WHAT TO DO |
Keep every line of the data below that has the string "Google" and present those lines.

[Opening PROVIDED DATA section]

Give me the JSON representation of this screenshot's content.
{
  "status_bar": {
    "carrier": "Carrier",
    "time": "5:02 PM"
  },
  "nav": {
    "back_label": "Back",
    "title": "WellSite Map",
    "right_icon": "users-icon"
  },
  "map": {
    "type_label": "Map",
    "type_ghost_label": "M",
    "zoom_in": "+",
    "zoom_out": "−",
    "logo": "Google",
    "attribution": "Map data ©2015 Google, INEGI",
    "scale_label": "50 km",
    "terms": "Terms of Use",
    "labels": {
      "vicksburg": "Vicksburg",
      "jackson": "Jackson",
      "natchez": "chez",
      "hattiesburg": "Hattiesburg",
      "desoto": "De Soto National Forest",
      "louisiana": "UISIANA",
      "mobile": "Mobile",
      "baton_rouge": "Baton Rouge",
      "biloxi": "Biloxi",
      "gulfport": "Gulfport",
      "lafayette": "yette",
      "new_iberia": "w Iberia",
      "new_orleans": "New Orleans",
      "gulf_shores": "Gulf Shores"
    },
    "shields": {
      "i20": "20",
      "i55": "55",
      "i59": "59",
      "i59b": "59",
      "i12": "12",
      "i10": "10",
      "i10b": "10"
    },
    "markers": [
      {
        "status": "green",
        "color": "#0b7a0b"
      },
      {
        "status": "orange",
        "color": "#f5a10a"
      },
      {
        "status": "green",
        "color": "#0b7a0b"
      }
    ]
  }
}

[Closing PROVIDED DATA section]

SOLUTION |
    "logo": "Google",
    "attribution": "Map data ©2015 Google, INEGI",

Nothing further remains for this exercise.